LONDON — One of Google’s sister companies will team up with pharmaceuticals firm GlaxoSmithKline to develop tiny implants that can tap nerves and change their electronic signals as a way of treating chronic illnesses.
GSK and Verily Life Sciences, a subsidiary of Google parent company Alphabet, have agreed to create a new company known as Galvani Bioelectronics, which will be based in Britain, with a second research hub in South San Francisco, California.
They said Monday that they will invest $714 million, with GSK owning 55 percent of the venture and Verily the rest.
In the growing field of bioelectronic medicine, the implants that are used to cuff a nerve are the size of a jelly bean. The aim is to make them as small as a grain of rice.
GSK brings medical knowledge to the table.
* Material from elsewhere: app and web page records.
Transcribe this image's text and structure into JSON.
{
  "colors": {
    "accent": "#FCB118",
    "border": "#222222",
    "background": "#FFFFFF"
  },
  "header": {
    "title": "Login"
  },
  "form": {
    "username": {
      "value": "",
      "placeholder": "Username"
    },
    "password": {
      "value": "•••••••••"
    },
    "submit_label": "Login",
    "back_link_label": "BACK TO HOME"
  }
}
Verily brings expertise in miniaturization.
“Many of the processes of the human body are controlled by electrical signals firing between the nervous system and the body’s organs, which may become distorted in many chronic diseases,” said Moncef Slaoui, GSK’s chairman of global vaccines. “Bioelectronic medicine’s vision is to employ the latest advances in biology and technology to interpret this electrical conversation and to correct the irregular patterns found in disease states, using miniaturized devices attached to individual nerves.”
The announcement comes less than a week after GSK pledged to invest $363 million in three plants in Britain, sweeping aside concerns about growth after the country’s decision to leave the European Union.
Galvani Bioelectronics will employ around 30 scientists, engineers and clinicians.